WORK ORDER: Output each record exactly, with nothing omitted.

DATA FOR PROCESSING:
++++++++++++++++++++
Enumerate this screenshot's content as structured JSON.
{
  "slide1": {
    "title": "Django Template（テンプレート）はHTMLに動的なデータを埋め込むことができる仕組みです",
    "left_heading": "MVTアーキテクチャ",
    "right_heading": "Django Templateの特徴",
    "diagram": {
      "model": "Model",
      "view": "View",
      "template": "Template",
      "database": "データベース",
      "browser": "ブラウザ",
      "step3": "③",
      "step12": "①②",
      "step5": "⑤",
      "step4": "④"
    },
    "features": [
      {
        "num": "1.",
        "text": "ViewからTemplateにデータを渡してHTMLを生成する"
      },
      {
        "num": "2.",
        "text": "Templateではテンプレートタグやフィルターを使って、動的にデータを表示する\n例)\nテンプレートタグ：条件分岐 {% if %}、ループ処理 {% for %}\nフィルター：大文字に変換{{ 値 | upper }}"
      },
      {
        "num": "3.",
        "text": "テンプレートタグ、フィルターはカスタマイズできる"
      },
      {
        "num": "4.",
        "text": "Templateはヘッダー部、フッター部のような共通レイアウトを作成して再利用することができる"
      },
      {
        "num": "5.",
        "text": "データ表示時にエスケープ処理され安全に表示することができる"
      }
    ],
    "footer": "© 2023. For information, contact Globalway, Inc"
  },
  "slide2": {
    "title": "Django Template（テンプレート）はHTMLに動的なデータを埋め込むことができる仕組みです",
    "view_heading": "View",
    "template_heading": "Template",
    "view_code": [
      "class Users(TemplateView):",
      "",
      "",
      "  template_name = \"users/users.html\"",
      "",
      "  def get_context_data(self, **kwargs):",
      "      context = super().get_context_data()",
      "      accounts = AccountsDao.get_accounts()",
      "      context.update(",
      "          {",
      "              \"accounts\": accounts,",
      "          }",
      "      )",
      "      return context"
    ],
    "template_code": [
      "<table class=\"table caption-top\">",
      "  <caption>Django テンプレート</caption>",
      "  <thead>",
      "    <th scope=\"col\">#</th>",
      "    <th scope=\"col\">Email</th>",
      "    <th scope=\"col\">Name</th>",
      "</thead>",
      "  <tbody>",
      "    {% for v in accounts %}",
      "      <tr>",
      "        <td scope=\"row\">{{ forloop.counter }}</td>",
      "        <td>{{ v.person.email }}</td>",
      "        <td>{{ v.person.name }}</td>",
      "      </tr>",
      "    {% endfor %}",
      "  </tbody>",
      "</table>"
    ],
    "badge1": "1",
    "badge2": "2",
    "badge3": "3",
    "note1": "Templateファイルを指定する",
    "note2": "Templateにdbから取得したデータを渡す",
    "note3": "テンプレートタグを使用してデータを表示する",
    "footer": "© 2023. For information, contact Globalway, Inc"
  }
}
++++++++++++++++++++
RESULT OF THE EXERCISE:
Enumerate this screenshot's content as structured JSON.
{
  "slide1": {
    "title": "Django Template（テンプレート）はHTMLに動的なデータを埋め込むことができる仕組みです",
    "left_heading": "MVTアーキテクチャ",
    "right_heading": "Django Templateの特徴",
    "diagram": {
      "model": "Model",
      "view": "View",
      "template": "Template",
      "database": "データベース",
      "browser": "ブラウザ",
      "step3": "③",
      "step12": "①②",
      "step5": "⑤",
      "step4": "④"
    },
    "features": [
      {
        "num": "1.",
        "text": "ViewからTemplateにデータを渡してHTMLを生成する"
      },
      {
        "num": "2.",
        "text": "Templateではテンプレートタグやフィルターを使って、動的にデータを表示する\n例)\nテンプレートタグ：条件分岐 {% if %}、ループ処理 {% for %}\nフィルター：大文字に変換{{ 値 | upper }}"
      },
      {
        "num": "3.",
        "text": "テンプレートタグ、フィルターはカスタマイズできる"
      },
      {
        "num": "4.",
        "text": "Templateはヘッダー部、フッター部のような共通レイアウトを作成して再利用することができる"
      },
      {
        "num": "5.",
        "text": "データ表示時にエスケープ処理され安全に表示することができる"
      }
    ],
    "footer": "© 2023. For information, contact Globalway, Inc"
  },
  "slide2": {
    "title": "Django Template（テンプレート）はHTMLに動的なデータを埋め込むことができる仕組みです",
    "view_heading": "View",
    "template_heading": "Template",
    "view_code": [
      "class Users(TemplateView):",
      "",
      "",
      "  template_name = \"users/users.html\"",
      "",
      "  def get_context_data(self, **kwargs):",
      "      context = super().get_context_data()",
      "      accounts = AccountsDao.get_accounts()",
      "      context.update(",
      "          {",
      "              \"accounts\": accounts,",
      "          }",
      "      )",
      "      return context"
    ],
    "template_code": [
      "<table class=\"table caption-top\">",
      "  <caption>Django テンプレート</caption>",
      "  <thead>",
      "    <th scope=\"col\">#</th>",
      "    <th scope=\"col\">Email</th>",
      "    <th scope=\"col\">Name</th>",
      "</thead>",
      "  <tbody>",
      "    {% for v in accounts %}",
      "      <tr>",
      "        <td scope=\"row\">{{ forloop.counter }}</td>",
      "        <td>{{ v.person.email }}</td>",
      "        <td>{{ v.person.name }}</td>",
      "      </tr>",
      "    {% endfor %}",
      "  </tbody>",
      "</table>"
    ],
    "badge1": "1",
    "badge2": "2",
    "badge3": "3",
    "note1": "Templateファイルを指定する",
    "note2": "Templateにdbから取得したデータを渡す",
    "note3": "テンプレートタグを使用してデータを表示する",
    "footer": "© 2023. For information, contact Globalway, Inc"
  }
}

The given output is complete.